- Molds are part of the natural environment. Outdoors, molds play a part in nature by breaking down dead organic matter such as fallen leaves and dead trees, but indoors, mold growth is not welcome. Molds reproduce by means of tiny spores; the spores are invisible to the naked eye and float through outdoor and indoor air. Mold may begin growing indoors when mold spores land on surfaces that are wet. While there are many types of mold, none of them will grow without water or moisture.
- Can mold cause health problems?
- Molds have the potential to cause health problems for some people. Molds can produce allergens, irritants, and in some cases, potentially toxic substances. Allergic reactions to mold are common and include hay fever-type symptoms, such as sneezing, runny nose, red eyes, and skin rash. Molds can also cause asthma attacks in people with asthma who are allergic to mold.
- How do I get rid of mold?
- While it is not possible to get rid of all mold spores indoors, it can be controlled by eliminating moisture, then either cleaning or removing affected materials. (If you don’t fix the water problem, mold most likely will return.)
A simple process called mold screening can help you determine if mold is an issue in your home. It involves identifying any sources of unwanted moisture, and collection of samples from surfaces and air within the house. The samples are sent to a qualified microbiological laboratory for analysis, a process that requires 48 hours. When the results are received, a report is prepared that contains the lab results and summarizes actions that are recommended. In most cases, the recommendations focus on clean-up work.
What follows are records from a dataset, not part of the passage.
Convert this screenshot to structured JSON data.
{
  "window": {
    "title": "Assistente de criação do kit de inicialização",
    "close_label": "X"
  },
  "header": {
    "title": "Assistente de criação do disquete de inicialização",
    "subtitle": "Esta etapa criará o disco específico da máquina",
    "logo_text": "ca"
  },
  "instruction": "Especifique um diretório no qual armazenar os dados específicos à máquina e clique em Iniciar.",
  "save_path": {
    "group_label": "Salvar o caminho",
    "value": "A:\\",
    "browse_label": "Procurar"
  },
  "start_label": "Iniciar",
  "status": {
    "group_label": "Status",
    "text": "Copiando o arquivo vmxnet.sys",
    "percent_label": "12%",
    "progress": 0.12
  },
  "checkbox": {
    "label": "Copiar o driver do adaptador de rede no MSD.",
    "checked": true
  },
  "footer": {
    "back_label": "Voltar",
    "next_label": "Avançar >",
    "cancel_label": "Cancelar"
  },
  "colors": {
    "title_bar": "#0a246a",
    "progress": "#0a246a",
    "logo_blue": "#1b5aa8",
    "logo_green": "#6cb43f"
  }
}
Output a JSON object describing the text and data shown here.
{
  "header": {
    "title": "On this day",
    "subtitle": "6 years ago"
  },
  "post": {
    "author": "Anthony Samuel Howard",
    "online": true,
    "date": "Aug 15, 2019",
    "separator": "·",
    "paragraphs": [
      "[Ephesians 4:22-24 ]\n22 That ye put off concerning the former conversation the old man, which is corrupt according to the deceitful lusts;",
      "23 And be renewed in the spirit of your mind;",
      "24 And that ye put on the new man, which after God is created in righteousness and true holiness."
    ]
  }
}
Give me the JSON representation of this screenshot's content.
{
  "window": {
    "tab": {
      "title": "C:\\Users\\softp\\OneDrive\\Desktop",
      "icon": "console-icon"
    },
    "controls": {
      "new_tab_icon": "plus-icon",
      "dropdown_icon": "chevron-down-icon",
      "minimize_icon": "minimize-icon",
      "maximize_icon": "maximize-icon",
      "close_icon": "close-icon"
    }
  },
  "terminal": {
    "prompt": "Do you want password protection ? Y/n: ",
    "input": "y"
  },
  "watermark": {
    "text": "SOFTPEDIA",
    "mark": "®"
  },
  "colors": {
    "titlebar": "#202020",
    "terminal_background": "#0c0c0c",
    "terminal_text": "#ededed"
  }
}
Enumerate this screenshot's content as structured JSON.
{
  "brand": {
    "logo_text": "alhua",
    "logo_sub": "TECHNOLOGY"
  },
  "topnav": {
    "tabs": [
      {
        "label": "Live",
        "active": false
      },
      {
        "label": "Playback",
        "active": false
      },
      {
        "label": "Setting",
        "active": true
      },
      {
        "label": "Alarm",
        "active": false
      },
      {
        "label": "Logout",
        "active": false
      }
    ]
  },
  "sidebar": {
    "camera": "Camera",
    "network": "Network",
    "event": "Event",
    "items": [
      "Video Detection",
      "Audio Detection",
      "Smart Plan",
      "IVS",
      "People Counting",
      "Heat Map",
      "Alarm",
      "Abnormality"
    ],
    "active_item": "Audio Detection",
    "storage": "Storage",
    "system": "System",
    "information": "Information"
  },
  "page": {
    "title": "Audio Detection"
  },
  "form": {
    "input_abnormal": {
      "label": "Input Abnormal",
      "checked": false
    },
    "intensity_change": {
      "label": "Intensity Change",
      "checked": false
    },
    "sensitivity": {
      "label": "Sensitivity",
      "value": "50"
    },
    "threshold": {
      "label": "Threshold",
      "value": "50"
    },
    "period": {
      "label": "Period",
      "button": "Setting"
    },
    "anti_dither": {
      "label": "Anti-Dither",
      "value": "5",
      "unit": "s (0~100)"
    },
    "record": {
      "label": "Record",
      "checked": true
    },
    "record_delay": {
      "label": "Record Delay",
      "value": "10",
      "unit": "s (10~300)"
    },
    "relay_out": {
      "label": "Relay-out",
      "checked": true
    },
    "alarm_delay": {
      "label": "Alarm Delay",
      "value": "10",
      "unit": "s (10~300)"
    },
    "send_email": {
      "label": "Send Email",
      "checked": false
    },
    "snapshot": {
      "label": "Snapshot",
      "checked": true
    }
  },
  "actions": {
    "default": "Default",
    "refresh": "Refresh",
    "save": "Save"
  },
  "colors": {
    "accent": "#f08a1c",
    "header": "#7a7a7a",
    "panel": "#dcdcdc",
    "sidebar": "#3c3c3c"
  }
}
In some cases, a more extensive program called remediation is recommended: a program of tearing out mold-affected materials and replacing them, conducted by contractors specifically trained and licensed for such work.
For more information, read the EPA’s A Brief Guide to Mold, Moisture, and Your Home.